Southern Africa is the site of a weather anomaly as tropical storm Eloise, clashes with another weather disturbance, ex-Eloise. The result has been severe weather conditions across South Africa from mild rain to flooding. Drivers need to exert extra caution and be prepared for the challenges this will create.
First and foremost, try to stay off the roads or if you cannot, avoid low-lying bridges, areas prone to flash floods or large pools of water in the road. Here are a few tips to keep in mind.
Driving in rain
- Turn on your headlights.
- Leave larger following distances so that you have more time to respond if something goes wrong.
- Aquaplaning (skidding) is one of the biggest risks in rainy weather.
- If you do aquaplane, slowly lift your foot off the accelerator.
- If you start to skid, do not slam on the brakes.
- Do not jerk your steering wheel in an attempt to guide the direction you want to go in, rather continue steering in the direction you want to go
- If the downpour becomes extreme and there is a safe place to pull over, and wait for it to subside.
Pools of water:
- Estimate the depth of the water. Avoid driving through water that comes to the middle of the tyre or higher.
- Most drivers risk driving through a pool of water but roads that collect water are more vulnerable to collapse and it is easy to underestimate their depth.
- Where possible, drive in the middle of a road where the water is at its lowest.
- Be prepared for off spray from passing cars which can be blinding.
- Never drive through fast flowing water as it is very difficult to judge its depth.
- If you are caught in fast-flowing water unexpectedly, drive slowly and steadily through while in first or second gear.
- Once you are through the water, lightly touch your brake a few times to dry them off.

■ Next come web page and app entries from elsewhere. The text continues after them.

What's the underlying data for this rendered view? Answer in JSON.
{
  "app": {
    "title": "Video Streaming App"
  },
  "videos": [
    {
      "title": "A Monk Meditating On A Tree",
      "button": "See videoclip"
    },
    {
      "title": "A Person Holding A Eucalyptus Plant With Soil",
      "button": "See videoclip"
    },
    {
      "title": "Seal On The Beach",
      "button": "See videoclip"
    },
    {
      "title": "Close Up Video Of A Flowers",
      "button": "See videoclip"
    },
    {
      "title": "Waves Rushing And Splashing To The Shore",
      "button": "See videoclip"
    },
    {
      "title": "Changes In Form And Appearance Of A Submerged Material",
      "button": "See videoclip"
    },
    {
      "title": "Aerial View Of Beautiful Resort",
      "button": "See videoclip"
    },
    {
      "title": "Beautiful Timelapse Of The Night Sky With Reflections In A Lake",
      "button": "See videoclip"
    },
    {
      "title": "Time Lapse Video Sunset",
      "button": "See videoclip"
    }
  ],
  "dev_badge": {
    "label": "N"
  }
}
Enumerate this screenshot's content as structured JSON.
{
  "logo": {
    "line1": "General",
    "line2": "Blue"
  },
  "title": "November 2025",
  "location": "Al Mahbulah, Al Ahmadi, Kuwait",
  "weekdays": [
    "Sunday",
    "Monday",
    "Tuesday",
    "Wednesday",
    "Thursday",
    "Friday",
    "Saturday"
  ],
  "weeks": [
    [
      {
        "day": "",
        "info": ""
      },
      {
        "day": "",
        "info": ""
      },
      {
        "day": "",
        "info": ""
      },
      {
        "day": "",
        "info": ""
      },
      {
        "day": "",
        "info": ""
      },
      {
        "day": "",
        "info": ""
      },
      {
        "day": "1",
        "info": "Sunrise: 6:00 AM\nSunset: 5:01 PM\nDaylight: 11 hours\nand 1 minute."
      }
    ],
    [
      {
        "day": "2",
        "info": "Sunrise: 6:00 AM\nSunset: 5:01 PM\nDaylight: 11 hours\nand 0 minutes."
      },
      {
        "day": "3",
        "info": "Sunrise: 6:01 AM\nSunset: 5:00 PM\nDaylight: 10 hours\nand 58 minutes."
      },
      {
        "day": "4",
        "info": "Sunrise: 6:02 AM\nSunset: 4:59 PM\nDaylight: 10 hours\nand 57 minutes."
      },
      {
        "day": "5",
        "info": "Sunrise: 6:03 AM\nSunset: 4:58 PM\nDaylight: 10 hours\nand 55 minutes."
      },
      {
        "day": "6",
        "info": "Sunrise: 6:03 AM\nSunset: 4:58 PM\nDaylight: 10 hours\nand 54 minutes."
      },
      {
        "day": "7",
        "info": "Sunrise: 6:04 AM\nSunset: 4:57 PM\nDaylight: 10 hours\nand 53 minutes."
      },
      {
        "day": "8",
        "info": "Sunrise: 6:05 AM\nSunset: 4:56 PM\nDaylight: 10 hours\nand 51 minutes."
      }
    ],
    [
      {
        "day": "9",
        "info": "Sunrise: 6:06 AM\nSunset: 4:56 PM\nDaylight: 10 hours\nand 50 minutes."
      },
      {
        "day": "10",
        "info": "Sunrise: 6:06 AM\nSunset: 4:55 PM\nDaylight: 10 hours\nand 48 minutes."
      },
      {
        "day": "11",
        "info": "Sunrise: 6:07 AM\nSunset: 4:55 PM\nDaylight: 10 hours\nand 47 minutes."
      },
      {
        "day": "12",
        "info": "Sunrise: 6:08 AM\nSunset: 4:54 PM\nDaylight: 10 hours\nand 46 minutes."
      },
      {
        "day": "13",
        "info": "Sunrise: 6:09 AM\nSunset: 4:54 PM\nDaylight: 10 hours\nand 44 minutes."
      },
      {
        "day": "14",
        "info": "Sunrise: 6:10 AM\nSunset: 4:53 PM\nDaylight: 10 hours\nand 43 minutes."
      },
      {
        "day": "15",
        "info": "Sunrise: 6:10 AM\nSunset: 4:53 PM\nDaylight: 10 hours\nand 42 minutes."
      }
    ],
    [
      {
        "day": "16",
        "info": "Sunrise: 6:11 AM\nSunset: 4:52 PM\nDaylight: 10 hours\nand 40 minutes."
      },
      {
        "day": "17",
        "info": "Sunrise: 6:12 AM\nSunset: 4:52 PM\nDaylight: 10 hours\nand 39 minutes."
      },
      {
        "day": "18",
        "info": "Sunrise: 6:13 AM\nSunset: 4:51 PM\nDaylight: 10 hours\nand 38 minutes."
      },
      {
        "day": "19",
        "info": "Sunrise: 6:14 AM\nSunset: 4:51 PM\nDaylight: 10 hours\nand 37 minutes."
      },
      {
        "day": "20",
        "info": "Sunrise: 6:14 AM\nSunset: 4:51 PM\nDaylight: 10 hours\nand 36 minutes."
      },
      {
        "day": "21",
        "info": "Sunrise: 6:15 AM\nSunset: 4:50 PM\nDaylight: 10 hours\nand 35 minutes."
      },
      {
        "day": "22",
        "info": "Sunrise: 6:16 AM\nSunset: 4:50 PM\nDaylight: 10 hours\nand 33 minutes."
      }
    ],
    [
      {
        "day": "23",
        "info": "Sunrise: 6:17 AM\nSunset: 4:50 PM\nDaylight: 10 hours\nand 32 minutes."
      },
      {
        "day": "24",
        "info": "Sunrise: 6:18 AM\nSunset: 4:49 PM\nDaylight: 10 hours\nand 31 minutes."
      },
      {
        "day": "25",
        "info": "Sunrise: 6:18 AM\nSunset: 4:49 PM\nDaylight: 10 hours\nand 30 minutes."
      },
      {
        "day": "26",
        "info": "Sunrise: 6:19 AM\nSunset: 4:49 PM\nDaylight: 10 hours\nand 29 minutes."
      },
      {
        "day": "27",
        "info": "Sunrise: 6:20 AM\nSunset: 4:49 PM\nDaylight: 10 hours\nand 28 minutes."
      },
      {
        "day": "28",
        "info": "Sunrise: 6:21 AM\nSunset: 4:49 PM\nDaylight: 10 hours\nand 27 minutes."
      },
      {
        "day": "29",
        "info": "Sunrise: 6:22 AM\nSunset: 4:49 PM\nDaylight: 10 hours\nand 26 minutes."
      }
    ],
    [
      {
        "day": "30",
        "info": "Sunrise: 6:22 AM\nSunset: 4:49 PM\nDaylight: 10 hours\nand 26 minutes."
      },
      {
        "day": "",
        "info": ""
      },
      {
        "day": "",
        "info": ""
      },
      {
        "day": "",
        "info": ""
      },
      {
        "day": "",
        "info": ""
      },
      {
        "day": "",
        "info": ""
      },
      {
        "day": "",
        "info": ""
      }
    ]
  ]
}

If you are in danger of being swept away abandon the vehicle but only if you can get to a place of safety. Rather be overcautious because it is better to be safe than